Breaking news isn’t always the best recipe for a successful podcast, O’Connell said, though podcasters often examine breaking news stories by looking at the bigger picture or honing in on a cause.
For example, rather than covering the day-to-day happenings from the Boston Marathon trial, WBUR and the Boston Globe teamed up to create a “pop-up” podcast, called Finish Line. The team analyzed the coverage in terms of what you’d overhear the reporters saying to each other in courtroom, or if you were debriefing with journalists at a bar.
Consider length and structure
“Freedom of format can be really liberating to people who have a background in broadcast,” Campbell said.
A lot of the famous radio shows are built to fit within a one-hour time block, whereas podcasts can be produced to fit the usual time-length of daily activities - like a workout or commute to work.
There’s also freedom in the type of structure you choose as well. Some typical approaches include:
- A straightforward host and interview structure
- Narrative storytelling, which involves building stories around interviews with natural sound and can be much more difficult and time consuming
- A conversational/humorous style, which allows you to take advantage of how intimate podcasts can be. (It’s literally someone chatting in your headphoned ear, rather than someone talking at you in the car.)
If you’re trained as a print/text journalist, the interview style will be slightly different.
“It’s part performance,” O’Connell said. “You need to create an experience for the person who’s listening to it. It’s about fostering a conversation and making the content you’re creating interesting for the people who are listening to it. You do that by preparing ahead of time.”
Send the interviewee questions and talking points ahead of time, so they feel comfortable opening up to you and the conversation will flow. And in the end, the product is something you create together, O’Connell said.
Analytics and how to measure success
The industry is still trying to figure out the best set of metrics to measure podcast success.
There’s a current debate about what’s more valuable - the number of subscribers versus downloads. The number of downloads can sometimes be inflated because people subscribe to a podcast with good intentions to listen to all 12 episodes they downloaded, but it doesn’t mean they actually listened to them. You can track metrics with Blubrry, Podtrac or LibSyn.

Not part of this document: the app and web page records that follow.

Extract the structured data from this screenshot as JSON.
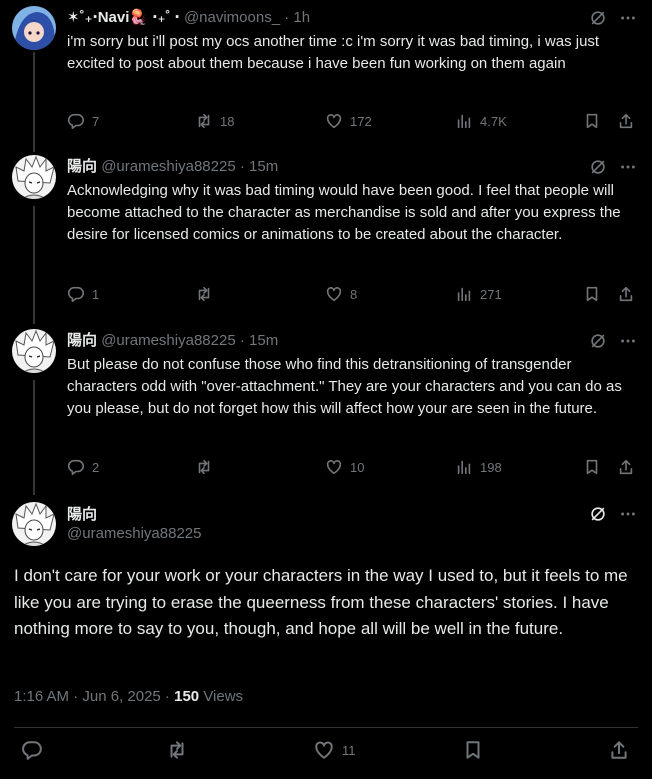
{
  "tweets": [
    {
      "name": "✶˚₊‧Navi🪼 ‧₊˚ ‧",
      "handle": "@navimoons_",
      "time": "1h",
      "text": "i'm sorry but i'll post my ocs another time :c i'm sorry it was bad timing, i was just excited to post about them because i have been fun working on them again",
      "replies": "7",
      "retweets": "18",
      "likes": "172",
      "views": "4.7K"
    },
    {
      "name": "陽向",
      "handle": "@urameshiya88225",
      "time": "15m",
      "text": "Acknowledging why it was bad timing would have been good. I feel that people will become attached to the character as merchandise is sold and after you express the desire for licensed comics or animations to be created about the character.",
      "replies": "1",
      "retweets": "",
      "likes": "8",
      "views": "271"
    },
    {
      "name": "陽向",
      "handle": "@urameshiya88225",
      "time": "15m",
      "text": "But please do not confuse those who find this detransitioning of transgender characters odd with \"over-attachment.\" They are your characters and you can do as you please, but do not forget how this will affect how your are seen in the future.",
      "replies": "2",
      "retweets": "",
      "likes": "10",
      "views": "198"
    }
  ],
  "separator": "·",
  "main": {
    "name": "陽向",
    "handle": "@urameshiya88225",
    "text": "I don't care for your work or your characters in the way I used to, but it feels to me like you are trying to erase the queerness from these characters' stories. I have nothing more to say to you, though, and hope all will be well in the future.",
    "date": "1:16 AM · Jun 6, 2025 ·",
    "views_count": "150",
    "views_label": "Views",
    "likes": "11"
  },
  "icons": [
    "grok-icon",
    "more-icon",
    "reply-icon",
    "retweet-icon",
    "like-icon",
    "views-icon",
    "bookmark-icon",
    "share-icon"
  ],
  "colors": {
    "background": "#000000",
    "text": "#e7e9ea",
    "muted": "#71767b",
    "divider": "#2f3336"
  }
}
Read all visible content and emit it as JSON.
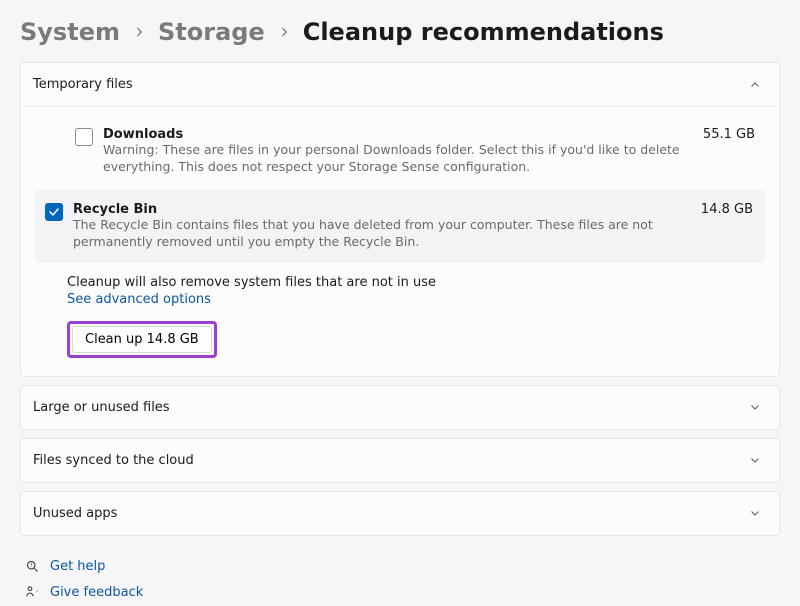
{
  "breadcrumb": {
    "root": "System",
    "mid": "Storage",
    "current": "Cleanup recommendations"
  },
  "sections": {
    "temp": {
      "title": "Temporary files",
      "items": [
        {
          "title": "Downloads",
          "desc": "Warning: These are files in your personal Downloads folder. Select this if you'd like to delete everything. This does not respect your Storage Sense configuration.",
          "size": "55.1 GB",
          "checked": false
        },
        {
          "title": "Recycle Bin",
          "desc": "The Recycle Bin contains files that you have deleted from your computer. These files are not permanently removed until you empty the Recycle Bin.",
          "size": "14.8 GB",
          "checked": true
        }
      ],
      "note": "Cleanup will also remove system files that are not in use",
      "advanced_link": "See advanced options",
      "action_label": "Clean up 14.8 GB"
    },
    "large": {
      "title": "Large or unused files"
    },
    "cloud": {
      "title": "Files synced to the cloud"
    },
    "unused": {
      "title": "Unused apps"
    }
  },
  "footer": {
    "help": "Get help",
    "feedback": "Give feedback"
  }
}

Another question podcasters are trying to solve is how long users need to tune in to the podcast for it to truly count it as a listen. Try experimenting with a few measurement techniques before settling on one. You'll need numbers about your audience reach in order to sell advertisements if you're looking to monetize your podcast.
Main image CC-licensed by Flickr via zoomar.